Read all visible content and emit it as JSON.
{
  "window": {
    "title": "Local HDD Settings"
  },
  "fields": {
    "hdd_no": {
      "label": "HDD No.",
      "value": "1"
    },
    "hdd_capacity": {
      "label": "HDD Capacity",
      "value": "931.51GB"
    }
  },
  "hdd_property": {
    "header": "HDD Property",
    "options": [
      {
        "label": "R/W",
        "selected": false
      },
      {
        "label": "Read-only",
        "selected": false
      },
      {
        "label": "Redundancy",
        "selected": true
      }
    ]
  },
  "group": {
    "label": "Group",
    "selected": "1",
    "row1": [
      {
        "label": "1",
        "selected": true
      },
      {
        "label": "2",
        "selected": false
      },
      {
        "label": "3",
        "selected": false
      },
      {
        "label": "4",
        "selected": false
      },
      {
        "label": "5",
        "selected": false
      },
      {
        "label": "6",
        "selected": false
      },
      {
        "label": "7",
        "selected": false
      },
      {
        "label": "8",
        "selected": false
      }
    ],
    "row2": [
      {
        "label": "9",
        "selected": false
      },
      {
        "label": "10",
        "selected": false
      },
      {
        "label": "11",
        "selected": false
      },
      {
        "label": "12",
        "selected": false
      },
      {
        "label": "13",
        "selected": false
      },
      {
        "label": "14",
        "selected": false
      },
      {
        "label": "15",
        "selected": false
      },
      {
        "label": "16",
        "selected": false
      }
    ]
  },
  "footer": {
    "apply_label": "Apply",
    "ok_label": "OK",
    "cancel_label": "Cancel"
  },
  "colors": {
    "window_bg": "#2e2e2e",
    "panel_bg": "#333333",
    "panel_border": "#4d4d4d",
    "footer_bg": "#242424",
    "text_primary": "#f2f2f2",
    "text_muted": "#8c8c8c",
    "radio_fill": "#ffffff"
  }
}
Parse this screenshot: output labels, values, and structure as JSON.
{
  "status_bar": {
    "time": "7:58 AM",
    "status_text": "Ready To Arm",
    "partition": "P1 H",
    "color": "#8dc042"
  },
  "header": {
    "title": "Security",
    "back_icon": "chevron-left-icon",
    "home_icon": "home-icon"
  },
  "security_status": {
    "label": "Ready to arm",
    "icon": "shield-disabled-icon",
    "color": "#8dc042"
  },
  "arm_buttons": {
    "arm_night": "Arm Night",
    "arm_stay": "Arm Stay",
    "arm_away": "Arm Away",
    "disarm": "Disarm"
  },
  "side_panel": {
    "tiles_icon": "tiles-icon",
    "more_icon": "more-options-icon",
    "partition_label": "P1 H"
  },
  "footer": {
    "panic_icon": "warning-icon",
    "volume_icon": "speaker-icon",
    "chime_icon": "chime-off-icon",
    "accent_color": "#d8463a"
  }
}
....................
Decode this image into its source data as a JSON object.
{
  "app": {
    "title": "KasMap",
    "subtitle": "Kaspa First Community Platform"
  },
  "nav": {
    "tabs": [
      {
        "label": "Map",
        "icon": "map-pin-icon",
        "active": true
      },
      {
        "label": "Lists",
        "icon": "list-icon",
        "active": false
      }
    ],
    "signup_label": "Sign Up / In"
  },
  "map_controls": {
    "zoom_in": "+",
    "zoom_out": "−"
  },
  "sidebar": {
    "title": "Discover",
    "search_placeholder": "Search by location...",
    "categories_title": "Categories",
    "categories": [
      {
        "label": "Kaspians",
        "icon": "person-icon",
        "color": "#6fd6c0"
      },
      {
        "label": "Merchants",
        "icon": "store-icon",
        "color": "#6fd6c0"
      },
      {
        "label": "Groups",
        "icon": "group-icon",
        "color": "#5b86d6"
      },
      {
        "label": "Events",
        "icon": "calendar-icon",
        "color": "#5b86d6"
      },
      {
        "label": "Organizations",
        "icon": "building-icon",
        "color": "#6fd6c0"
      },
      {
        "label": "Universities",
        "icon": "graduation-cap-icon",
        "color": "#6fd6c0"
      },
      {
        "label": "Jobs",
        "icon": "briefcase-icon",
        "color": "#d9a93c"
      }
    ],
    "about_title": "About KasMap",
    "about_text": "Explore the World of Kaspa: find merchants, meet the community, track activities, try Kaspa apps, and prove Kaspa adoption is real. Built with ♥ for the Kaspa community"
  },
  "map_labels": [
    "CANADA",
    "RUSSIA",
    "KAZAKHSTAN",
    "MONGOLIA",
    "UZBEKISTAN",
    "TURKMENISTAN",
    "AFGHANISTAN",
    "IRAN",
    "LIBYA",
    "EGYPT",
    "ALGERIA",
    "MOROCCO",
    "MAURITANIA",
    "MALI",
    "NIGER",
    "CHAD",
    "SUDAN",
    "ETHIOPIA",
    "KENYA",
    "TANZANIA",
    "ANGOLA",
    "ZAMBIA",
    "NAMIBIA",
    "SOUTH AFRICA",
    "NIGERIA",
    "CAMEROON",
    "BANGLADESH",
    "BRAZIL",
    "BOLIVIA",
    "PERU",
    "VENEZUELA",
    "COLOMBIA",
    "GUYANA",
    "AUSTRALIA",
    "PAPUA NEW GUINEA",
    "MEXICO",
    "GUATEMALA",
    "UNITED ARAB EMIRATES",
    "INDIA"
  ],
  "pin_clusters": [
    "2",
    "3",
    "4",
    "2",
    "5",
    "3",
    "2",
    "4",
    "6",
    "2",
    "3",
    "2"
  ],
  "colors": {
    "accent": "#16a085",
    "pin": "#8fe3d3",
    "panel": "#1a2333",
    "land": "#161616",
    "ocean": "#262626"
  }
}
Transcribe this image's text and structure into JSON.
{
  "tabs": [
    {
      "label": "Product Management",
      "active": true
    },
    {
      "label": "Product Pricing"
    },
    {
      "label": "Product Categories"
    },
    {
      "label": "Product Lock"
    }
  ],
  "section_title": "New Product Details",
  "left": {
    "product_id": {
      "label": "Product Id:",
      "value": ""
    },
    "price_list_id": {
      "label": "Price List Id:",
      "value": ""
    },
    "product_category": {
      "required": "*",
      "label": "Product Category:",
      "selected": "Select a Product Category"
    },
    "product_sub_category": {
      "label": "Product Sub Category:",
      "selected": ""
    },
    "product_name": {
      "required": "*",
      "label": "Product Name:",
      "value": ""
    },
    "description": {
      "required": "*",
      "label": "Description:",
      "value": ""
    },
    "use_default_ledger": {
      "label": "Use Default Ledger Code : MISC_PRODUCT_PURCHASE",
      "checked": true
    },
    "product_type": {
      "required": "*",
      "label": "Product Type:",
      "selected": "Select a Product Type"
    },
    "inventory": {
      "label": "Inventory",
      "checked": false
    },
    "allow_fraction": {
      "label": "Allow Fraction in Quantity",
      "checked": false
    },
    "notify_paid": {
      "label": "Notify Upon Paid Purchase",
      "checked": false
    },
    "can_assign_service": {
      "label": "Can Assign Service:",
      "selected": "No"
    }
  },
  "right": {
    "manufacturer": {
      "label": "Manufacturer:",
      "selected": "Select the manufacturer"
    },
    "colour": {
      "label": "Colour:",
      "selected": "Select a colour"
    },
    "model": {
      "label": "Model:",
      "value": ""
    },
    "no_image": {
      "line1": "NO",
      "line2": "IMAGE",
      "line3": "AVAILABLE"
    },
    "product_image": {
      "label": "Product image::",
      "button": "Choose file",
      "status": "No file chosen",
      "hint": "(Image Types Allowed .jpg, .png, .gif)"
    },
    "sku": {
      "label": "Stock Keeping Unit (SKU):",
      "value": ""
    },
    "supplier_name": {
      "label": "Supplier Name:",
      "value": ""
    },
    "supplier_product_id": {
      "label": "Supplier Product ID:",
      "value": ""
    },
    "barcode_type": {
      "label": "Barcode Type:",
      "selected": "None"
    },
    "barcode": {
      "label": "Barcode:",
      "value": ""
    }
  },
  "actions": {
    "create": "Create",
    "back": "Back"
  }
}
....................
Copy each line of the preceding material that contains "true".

        "selected": true
        "selected": true
        "active": true
      "active": true
      "checked": true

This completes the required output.